Second, did Suharto know more about the 30th September Movement plans than he ever admitted?
That Suharto was not among the generals who were kidnapped is not significant. He was generally considered non-political and would hardly have been involved in planning a coup.
We also need not take seriously the argument that Suharto’s highly effective seizing of the initiative after the disappearance of his commanding officers speaks to inside knowledge.
Military commanders are trained to react decisively, and a characteristic of conspiracies is that they often work to the advantage of those who react to them, rather than those who plot. Plotters typically find it hard to adapt their carefully laid plans to changing circumstances, whereas responders can improvise.

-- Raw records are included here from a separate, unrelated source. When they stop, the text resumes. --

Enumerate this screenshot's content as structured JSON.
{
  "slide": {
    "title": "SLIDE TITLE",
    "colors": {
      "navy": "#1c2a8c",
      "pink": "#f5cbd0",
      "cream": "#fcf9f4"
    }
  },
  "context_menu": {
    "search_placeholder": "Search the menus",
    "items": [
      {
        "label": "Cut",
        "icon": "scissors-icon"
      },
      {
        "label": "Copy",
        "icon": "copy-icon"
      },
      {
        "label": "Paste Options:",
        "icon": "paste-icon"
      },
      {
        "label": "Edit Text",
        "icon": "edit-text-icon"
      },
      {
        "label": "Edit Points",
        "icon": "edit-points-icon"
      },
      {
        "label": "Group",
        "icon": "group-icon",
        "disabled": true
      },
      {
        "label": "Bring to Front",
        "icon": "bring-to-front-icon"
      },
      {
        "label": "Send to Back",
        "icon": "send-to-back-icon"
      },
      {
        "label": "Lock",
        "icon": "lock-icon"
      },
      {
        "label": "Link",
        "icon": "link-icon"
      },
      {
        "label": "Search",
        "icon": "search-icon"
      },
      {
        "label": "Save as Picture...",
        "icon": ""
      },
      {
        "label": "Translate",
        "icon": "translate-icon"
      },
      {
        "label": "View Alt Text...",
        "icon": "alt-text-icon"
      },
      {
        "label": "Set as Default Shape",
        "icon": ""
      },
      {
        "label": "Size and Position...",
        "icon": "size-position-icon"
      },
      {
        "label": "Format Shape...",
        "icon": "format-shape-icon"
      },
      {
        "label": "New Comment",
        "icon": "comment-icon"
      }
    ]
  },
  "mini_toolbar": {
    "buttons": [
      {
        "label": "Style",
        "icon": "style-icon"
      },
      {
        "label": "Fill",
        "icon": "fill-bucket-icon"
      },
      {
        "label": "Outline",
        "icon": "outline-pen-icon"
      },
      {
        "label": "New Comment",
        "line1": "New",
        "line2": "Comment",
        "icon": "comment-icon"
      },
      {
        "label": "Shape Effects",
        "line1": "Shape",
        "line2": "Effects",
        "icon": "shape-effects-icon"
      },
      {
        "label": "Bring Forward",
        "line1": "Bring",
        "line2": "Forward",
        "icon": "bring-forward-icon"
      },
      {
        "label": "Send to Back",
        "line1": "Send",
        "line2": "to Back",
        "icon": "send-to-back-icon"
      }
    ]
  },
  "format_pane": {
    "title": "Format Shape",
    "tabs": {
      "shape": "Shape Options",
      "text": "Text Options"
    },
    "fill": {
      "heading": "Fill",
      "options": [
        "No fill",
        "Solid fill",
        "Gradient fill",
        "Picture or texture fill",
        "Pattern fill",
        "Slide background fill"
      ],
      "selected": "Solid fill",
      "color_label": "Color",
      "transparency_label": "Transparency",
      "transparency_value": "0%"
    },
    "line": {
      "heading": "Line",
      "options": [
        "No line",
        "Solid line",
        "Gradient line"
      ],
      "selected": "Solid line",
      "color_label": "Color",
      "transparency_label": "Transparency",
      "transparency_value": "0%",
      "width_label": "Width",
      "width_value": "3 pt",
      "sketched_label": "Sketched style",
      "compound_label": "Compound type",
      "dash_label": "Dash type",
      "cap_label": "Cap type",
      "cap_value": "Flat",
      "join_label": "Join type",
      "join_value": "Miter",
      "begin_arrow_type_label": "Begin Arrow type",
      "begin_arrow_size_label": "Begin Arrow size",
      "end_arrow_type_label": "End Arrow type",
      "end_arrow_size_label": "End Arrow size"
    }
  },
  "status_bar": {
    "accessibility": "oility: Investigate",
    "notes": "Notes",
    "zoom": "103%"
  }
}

However, there is an important fact linking Suharto to the coup plotters. One of the movement’s leaders, Colonel Abdul Latief, was a close friend of Suharto. He spoke to Suharto on September 29 and again just hours before Untung’s forces set out to arrest the generals.
At his trial 13 years later, Latief claimed that at the first meeting, in Suharto’s home, he and Suharto briefly discussed the likelihood that senior generals were planning a coup. The second meeting took place in a Jakarta hospital, where Suharto was seeing to his son Hutomo, who had scalded himself with hot soup.
He claimed to inform Suharto that action was under way. “Having reported to him,” Latief testified:
I obtained moral support because there wasn’t any reaction from him.
Latief’s account of Suharto’s impassiveness rings true. Both before and after 1965, Suharto’s modus operandi was to keep his cards close to his chest and to move decisively at the last minute.
Latief’s information to Suharto may have been oblique and ambiguous, and it is uncertain what Suharto could or should have done at that moment. But Suharto was probably mentally prepared for action on the morning of October 1 in a way that none of his colleagues were.
The subsequent ease with which the communist party was destroyed showed how fragile it was in comparison with the army. A tattered economy along with old antagonisms between communism and Islamic groups, too, would have presented a PKI government with extraordinary difficulties.
A communist Indonesia was unlikely. That makes it all the more tragic then that the coup provided the pretext for the murder of half-a-million people.